---------- ENTRIES SUPPLIED
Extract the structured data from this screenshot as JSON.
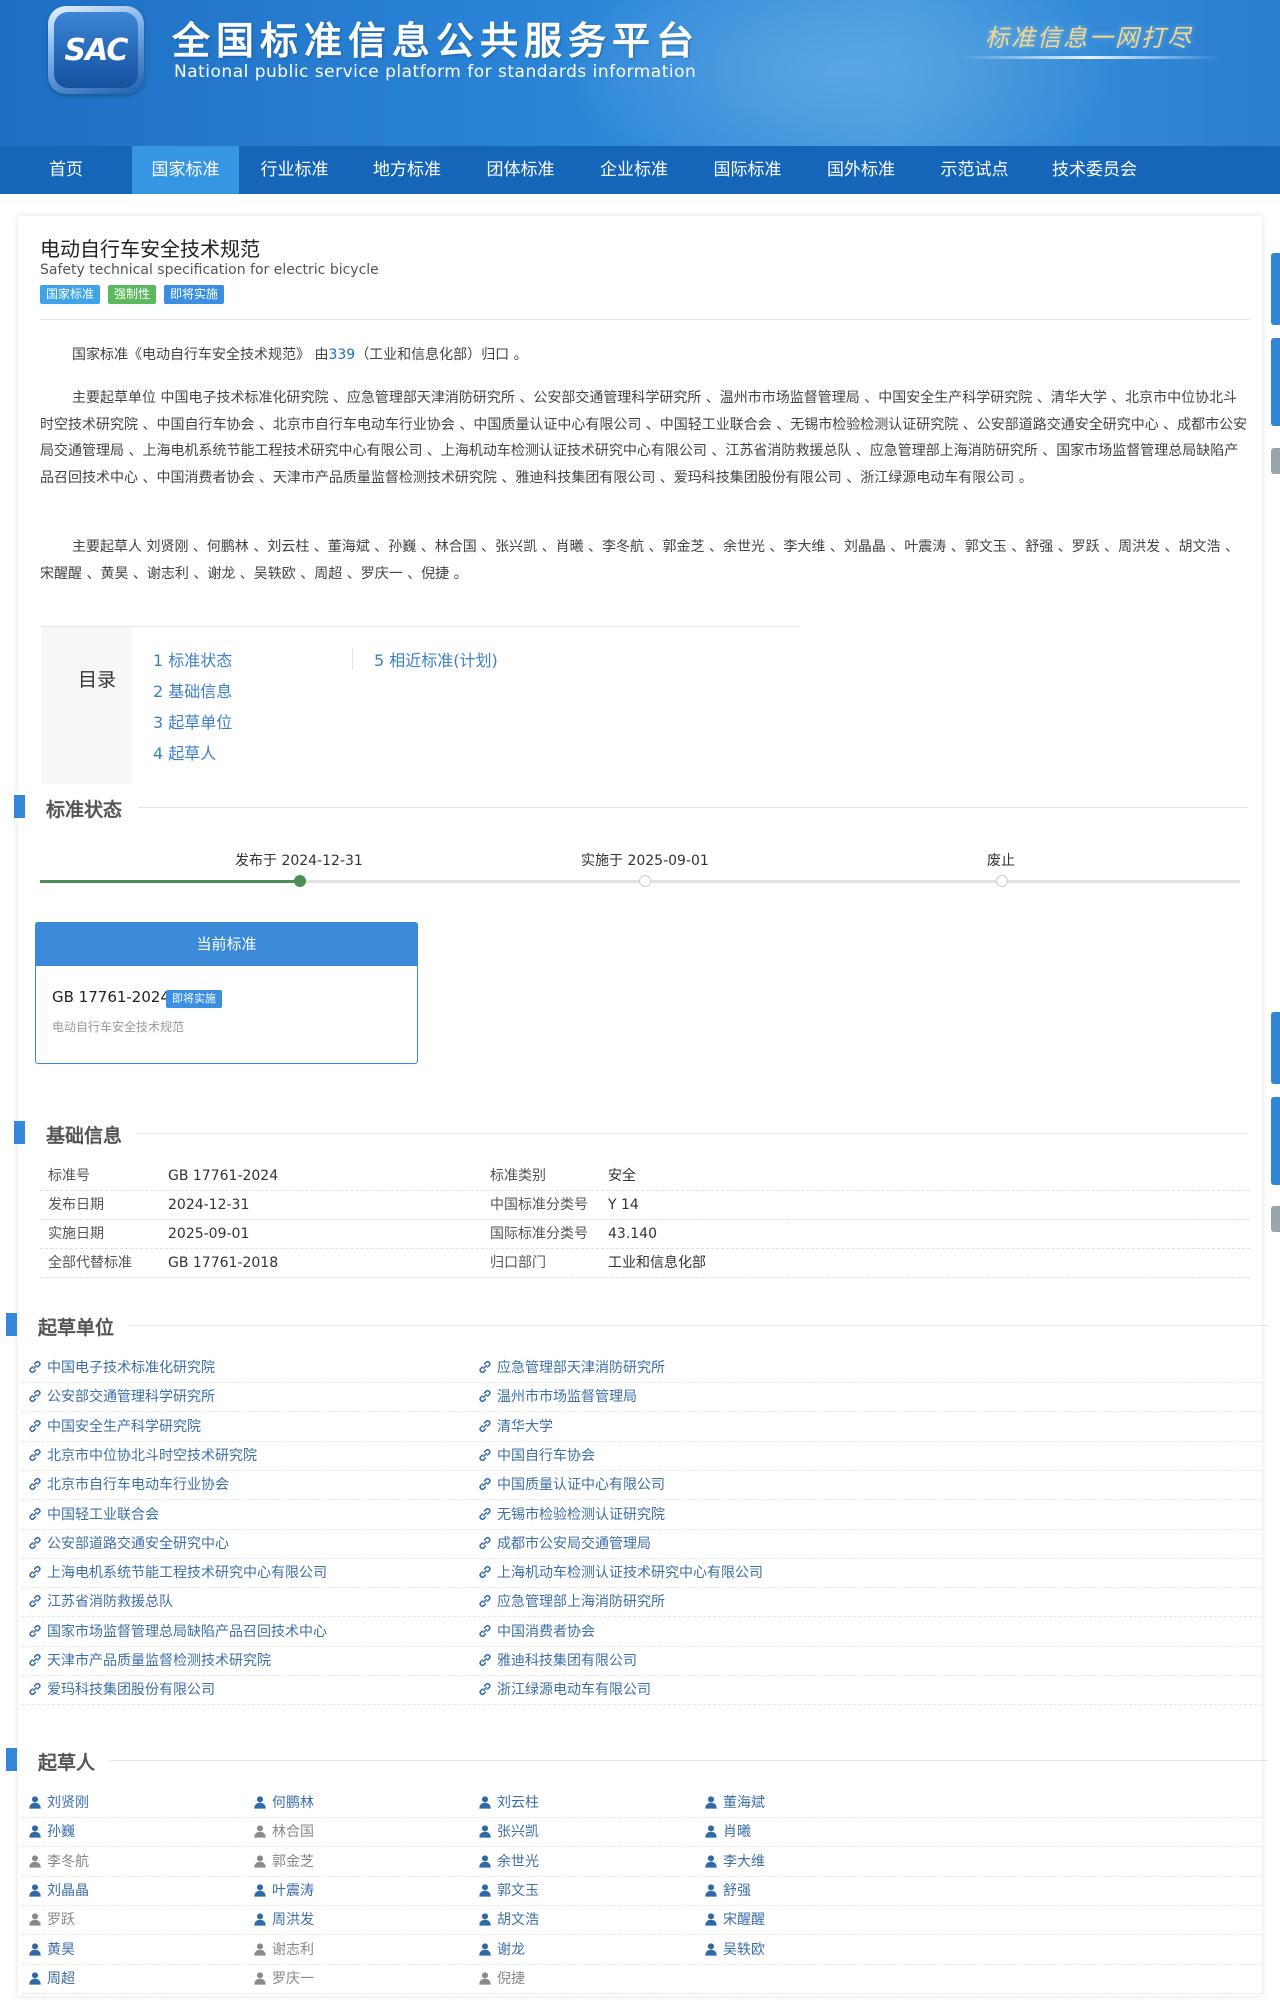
{
  "header": {
    "logo_text": "SAC",
    "title": "全国标准信息公共服务平台",
    "subtitle": "National public service platform  for standards information",
    "slogan": "标准信息一网打尽"
  },
  "nav": {
    "items": [
      "首页",
      "国家标准",
      "行业标准",
      "地方标准",
      "团体标准",
      "企业标准",
      "国际标准",
      "国外标准",
      "示范试点",
      "技术委员会"
    ],
    "active": "国家标准"
  },
  "standard": {
    "title_zh": "电动自行车安全技术规范",
    "title_en": "Safety technical specification for electric bicycle",
    "tags": [
      "国家标准",
      "强制性",
      "即将实施"
    ]
  },
  "intro": {
    "p1_pre": "国家标准《电动自行车安全技术规范》 由",
    "p1_link1": "339",
    "p1_link2": "（工业和信息化部）",
    "p1_post": "归口 。",
    "p2": "主要起草单位 中国电子技术标准化研究院 、应急管理部天津消防研究所 、公安部交通管理科学研究所 、温州市市场监督管理局 、中国安全生产科学研究院 、清华大学 、北京市中位协北斗时空技术研究院 、中国自行车协会 、北京市自行车电动车行业协会 、中国质量认证中心有限公司 、中国轻工业联合会 、无锡市检验检测认证研究院 、公安部道路交通安全研究中心 、成都市公安局交通管理局 、上海电机系统节能工程技术研究中心有限公司 、上海机动车检测认证技术研究中心有限公司 、江苏省消防救援总队 、应急管理部上海消防研究所 、国家市场监督管理总局缺陷产品召回技术中心 、中国消费者协会 、天津市产品质量监督检测技术研究院 、雅迪科技集团有限公司 、爱玛科技集团股份有限公司 、浙江绿源电动车有限公司 。",
    "p3": "主要起草人 刘贤刚 、何鹏林 、刘云柱 、董海斌 、孙巍 、林合国 、张兴凯 、肖曦 、李冬航 、郭金芝 、余世光 、李大维 、刘晶晶 、叶震涛 、郭文玉 、舒强 、罗跃 、周洪发 、胡文浩 、宋醒醒 、黄昊 、谢志利 、谢龙 、吴轶欧 、周超 、罗庆一 、倪捷 。"
  },
  "toc": {
    "label": "目录",
    "items": [
      "1  标准状态",
      "2  基础信息",
      "3  起草单位",
      "4  起草人",
      "5  相近标准(计划)"
    ]
  },
  "status": {
    "section_title": "标准状态",
    "steps": [
      "发布于 2024-12-31",
      "实施于 2025-09-01",
      "废止"
    ],
    "completed_steps": 1,
    "current_header": "当前标准",
    "current_code": "GB 17761-2024",
    "current_badge": "即将实施",
    "current_name": "电动自行车安全技术规范"
  },
  "basic": {
    "section_title": "基础信息",
    "rows": [
      {
        "k1": "标准号",
        "v1": "GB 17761-2024",
        "k2": "标准类别",
        "v2": "安全"
      },
      {
        "k1": "发布日期",
        "v1": "2024-12-31",
        "k2": "中国标准分类号",
        "v2": "Y 14"
      },
      {
        "k1": "实施日期",
        "v1": "2025-09-01",
        "k2": "国际标准分类号",
        "v2": "43.140"
      },
      {
        "k1": "全部代替标准",
        "v1": "GB 17761-2018",
        "k2": "归口部门",
        "v2": "工业和信息化部"
      }
    ]
  },
  "orgs": {
    "section_title": "起草单位",
    "items": [
      "中国电子技术标准化研究院",
      "应急管理部天津消防研究所",
      "公安部交通管理科学研究所",
      "温州市市场监督管理局",
      "中国安全生产科学研究院",
      "清华大学",
      "北京市中位协北斗时空技术研究院",
      "中国自行车协会",
      "北京市自行车电动车行业协会",
      "中国质量认证中心有限公司",
      "中国轻工业联合会",
      "无锡市检验检测认证研究院",
      "公安部道路交通安全研究中心",
      "成都市公安局交通管理局",
      "上海电机系统节能工程技术研究中心有限公司",
      "上海机动车检测认证技术研究中心有限公司",
      "江苏省消防救援总队",
      "应急管理部上海消防研究所",
      "国家市场监督管理总局缺陷产品召回技术中心",
      "中国消费者协会",
      "天津市产品质量监督检测技术研究院",
      "雅迪科技集团有限公司",
      "爱玛科技集团股份有限公司",
      "浙江绿源电动车有限公司"
    ]
  },
  "people": {
    "section_title": "起草人",
    "items": [
      {
        "name": "刘贤刚",
        "linked": true
      },
      {
        "name": "何鹏林",
        "linked": true
      },
      {
        "name": "刘云柱",
        "linked": true
      },
      {
        "name": "董海斌",
        "linked": true
      },
      {
        "name": "孙巍",
        "linked": true
      },
      {
        "name": "林合国",
        "linked": false
      },
      {
        "name": "张兴凯",
        "linked": true
      },
      {
        "name": "肖曦",
        "linked": true
      },
      {
        "name": "李冬航",
        "linked": false
      },
      {
        "name": "郭金芝",
        "linked": false
      },
      {
        "name": "余世光",
        "linked": true
      },
      {
        "name": "李大维",
        "linked": true
      },
      {
        "name": "刘晶晶",
        "linked": true
      },
      {
        "name": "叶震涛",
        "linked": true
      },
      {
        "name": "郭文玉",
        "linked": true
      },
      {
        "name": "舒强",
        "linked": true
      },
      {
        "name": "罗跃",
        "linked": false
      },
      {
        "name": "周洪发",
        "linked": true
      },
      {
        "name": "胡文浩",
        "linked": true
      },
      {
        "name": "宋醒醒",
        "linked": true
      },
      {
        "name": "黄昊",
        "linked": true
      },
      {
        "name": "谢志利",
        "linked": false
      },
      {
        "name": "谢龙",
        "linked": true
      },
      {
        "name": "吴轶欧",
        "linked": true
      },
      {
        "name": "周超",
        "linked": true
      },
      {
        "name": "罗庆一",
        "linked": false
      },
      {
        "name": "倪捷",
        "linked": false
      }
    ]
  },
  "colors": {
    "brand": "#1565b8",
    "nav_active": "#3796e4",
    "section_bar": "#3588d9",
    "progress": "#4d8f54",
    "link": "#3d6fa8"
  }
}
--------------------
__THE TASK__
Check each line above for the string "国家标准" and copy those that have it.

__EXERCISE OUTPUT__
      "国家标准",
    "active": "国家标准"
      "国家标准",
    "p1_pre": "国家标准《电动自行车安全技术规范》 由",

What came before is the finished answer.